Filling the defect void with livable assets
There is a partnership in step 7 that says if we take the weight of our character defects and transfer them to the shoulders of a higher power, the load will be light, and execution will be much more successful.
This certainly is based on the strength of Step 2, in which we came to believe that a power greater than ourselves could restore us to sanity, and Step 3, where we made that decision to turn our lives over to the care of that higher power. So then, taking inventory in steps 4 and 6, we identified areas of the desired change.
Step seven has us embracing a partnership that we had already pre-arranged.
Think about the strength of a mechanical bobcat as it picks up mass amounts of rock faster and more efficiently than a single human.
Friend Karen joined Mike and Glenn in discussing the 7th step of a 12-step program on a sober coffee podcast that aired on May 26, 2021. The session was filled with knowledge nuggets and some walk-away action steps that helped the cohosts. You can hear the episode here.
Step Seven and Forgiveness
How does step seven help us in the area of forgiveness? First, we discovered that learning that we are human affords us the acknowledgment that others are also human and flawed. “As we forgive our trespassers.” See, we can forgive others as we have been forgiven. This by no means condones terrible behavior, but it does preclude us from carrying an unnecessary and unhealthy grudge.
Can we find balance in this new life?
The challenge is to live on the other side of the defective character tree. That other side finds assets. Filling the “now what” void takes effort, honest work, and willingness.
If we take off a character defect or shortcoming in our personality, should a character asset fill the void left? If we no longer hate, then shouldn’t the action be love? If we no longer control, then shouldn't our action be meek? If we are no longer conceited, shouldn’t our actions be humility? If we are no longer dishonest, then shouldn’t our action be honesty? If we are no longer suspicious, shouldn’t our action be trusting? Etc. (to be a complete list of opposites, click here)
For some, it's as simple as minor modifications. For others, like us, it is a complete teardown and rebuild. We felt that reality early on, but the effort was well worth it as we came to appreciate the new beings being formed. This rebuild would have seemed insurmountable into unattainable had it not been for our willingness to humble ourselves to a power greater than ourselves who could work this magic within.
We find that these new standards are what we work for now. They provide two clear benefits: A) they make us a better person within and to be around, and B) they transform our old selves into new selves that don't need to drink or drug to drown the effects of a personality shortcoming.

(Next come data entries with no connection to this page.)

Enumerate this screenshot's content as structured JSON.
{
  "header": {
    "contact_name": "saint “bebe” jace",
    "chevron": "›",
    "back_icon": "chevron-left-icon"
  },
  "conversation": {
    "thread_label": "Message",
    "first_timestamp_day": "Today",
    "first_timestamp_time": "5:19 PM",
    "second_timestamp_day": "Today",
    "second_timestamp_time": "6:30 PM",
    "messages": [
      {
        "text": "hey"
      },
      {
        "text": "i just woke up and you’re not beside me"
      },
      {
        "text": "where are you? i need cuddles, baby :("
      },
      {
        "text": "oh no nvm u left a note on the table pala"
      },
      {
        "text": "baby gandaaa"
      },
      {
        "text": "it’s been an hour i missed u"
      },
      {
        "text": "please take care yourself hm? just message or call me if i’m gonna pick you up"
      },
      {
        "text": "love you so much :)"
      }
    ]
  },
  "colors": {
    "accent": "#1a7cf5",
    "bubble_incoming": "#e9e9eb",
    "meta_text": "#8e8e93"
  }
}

Some of these take actual practice to become natural responses. But, like anything that involves change, pain or uncomfortableness is more significant in the beginning than at the end.
There Is peace and assurance that we claim - to become the people we always wanted to be.
There is freedom and confidence that comes with positive transformation.
You see, the whole purpose of this step is to fit us, to eliminate the defects that stand in the way of our usefulness to God and others. Said another way: We can't be of full service if we carry rocks of separation.
Step 2 promises that there is a power greater than myself that can restore me to sanity. This doesn't stop at the drink as it starts in the heart.
Thoughts and ideas for this blog post were taken and built upon from sober.coffee podcast #8 Step 7 - Karen joins to Chat about "Humbly asked Him...."The podcast dropped on 3/15/2023. Click here to hear the podcast.
Alcoholics Anonymous and AA are registered trademarks of Alcoholics World Service. Inc. References to AA, the 12 steps, and 12 traditions does not mean that AA has reviewed or approved the contents of this publication nor that AA agrees with the views expressed herein. This publication is intended to support personal growth and should not be considered a substitute for healthcare professionals' advice. The author’s advice and viewpoints are their own